*** Records provided Section Begins ***
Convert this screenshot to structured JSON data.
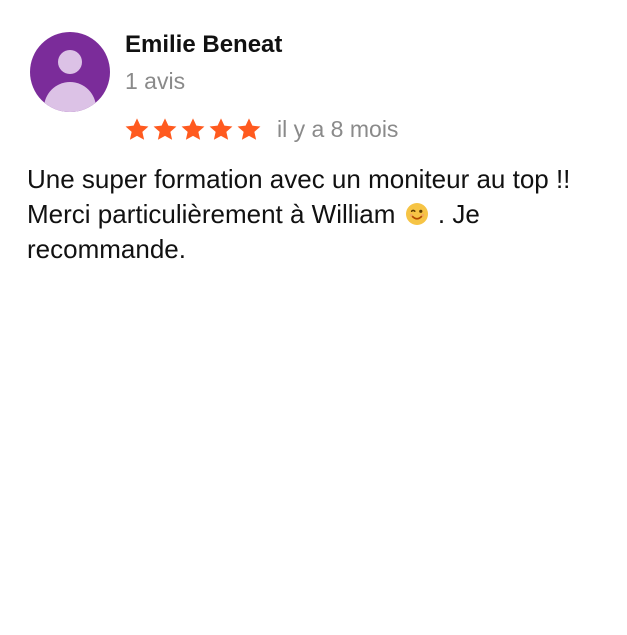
{
  "review": {
    "author": {
      "name": "Emilie Beneat",
      "review_count": "1 avis",
      "avatar_icon": "person-avatar-icon",
      "avatar_color": "#7b2c9a"
    },
    "rating": {
      "value": 5,
      "max": 5,
      "star_color": "#ff5a1f",
      "star_icon": "star-icon"
    },
    "time_ago": "il y a 8 mois",
    "text": {
      "part1": "Une super formation avec un moniteur au top !! Merci particulièrement à William",
      "emoji_icon": "winking-face-icon",
      "part2": " . Je recommande."
    }
  }
}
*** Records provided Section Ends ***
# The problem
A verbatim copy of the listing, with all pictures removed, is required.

# Exercise output
Convert this screenshot to structured JSON data.
{
  "review": {
    "author": {
      "name": "Emilie Beneat",
      "review_count": "1 avis",
      "avatar_icon": "person-avatar-icon",
      "avatar_color": "#7b2c9a"
    },
    "rating": {
      "value": 5,
      "max": 5,
      "star_color": "#ff5a1f",
      "star_icon": "star-icon"
    },
    "time_ago": "il y a 8 mois",
    "text": {
      "part1": "Une super formation avec un moniteur au top !! Merci particulièrement à William",
      "emoji_icon": "winking-face-icon",
      "part2": " . Je recommande."
    }
  }
}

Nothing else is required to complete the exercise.